Deficiencies of protein may also present as physical symptoms such as fatigue, muscle weakness, fluid retention, or even anxiety and depression.
Commonly, people with a low protein intake can be low in iron and vitamin B12 since these nutrients are often found within the same food sources and many of the same symptoms exist.
Protein is a major stabiliser of glucose along with the glucose tolerance factor (Vitamin B3, chromium, and 3 amino acids (glutamic acid, glycine and cysteine)). A high protein breakfast and lunch will help stabilise one's blood glucose and therefore energy levels throughout the day. Give it a try!
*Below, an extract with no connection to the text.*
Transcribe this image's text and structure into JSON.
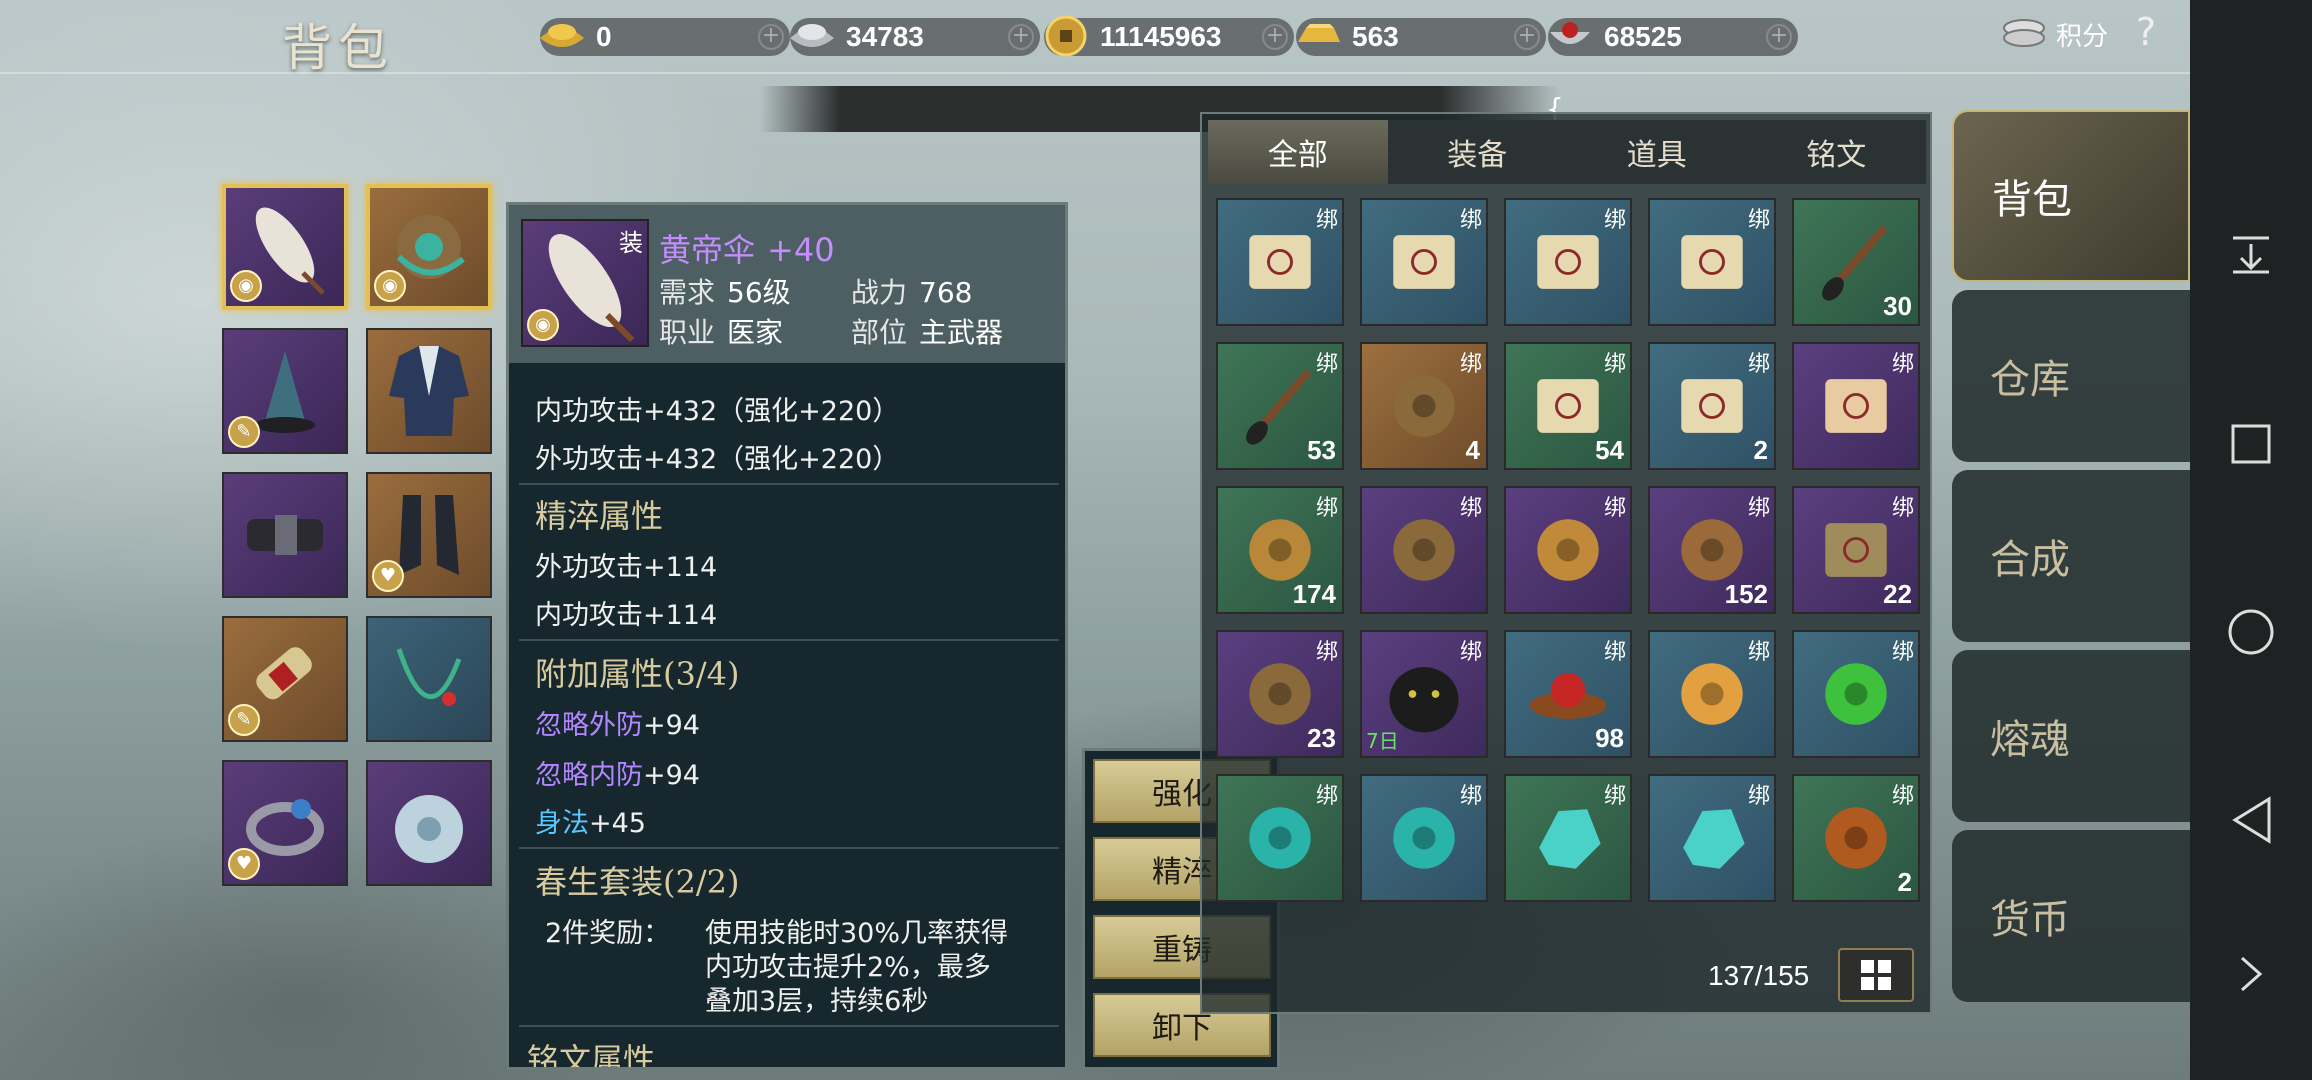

Many people are trying high protein diets with success, whether the theories are exactly right or not...overall people are feeling better. Could an improved protein intake be a contributor?
After all, it is 85% of one's body!
Next month's newsletter will continue with part II regarding protein and an explanation of COMPLETE or COMPLEMENTARY PROTEINS and protein values & guidelines.
We'd like to welcome our newest co-operative member, Eroica. (Pronounced like heroic without the "h" and add "a" at the end). And since everyone is wondering the origin of her name...it is latin for heroic Beethoven's third
symphony. Her blend of enthusiasm, calmness and sense of humour is loved around here!
As you may have noticed, recent months is seeing Piko the busiest ever! We greatly thank you for your patience as we try to find the balance of extra staffing required to make things run as smoothly as possible in our confined spaces. On that note, the next year may see Piko doing some renovations to help our space issues. We are aware many of our customers have sensitivities to strong odours or chemicals used in these processes. We are now making a list of any customers with sensitivities so that we may ring and forewarn you of any potential problems. We'd like to send a sincere apology to any customers who may have been offended by the smells of the new shelving. Please let us know if this affects you and you would like your name added to this list!
What's new at Piko?
Herb seedlings- medicinal, fragrant and culinary herbs; $3.77 each (above apple shelf)
Sheeps cheeses-two varieties now available, potentially more coming! Check out the fridge!
Zenzo tofu patties-certified Bio-Gro, NZ made $5.89-$7.37 (in the fridge)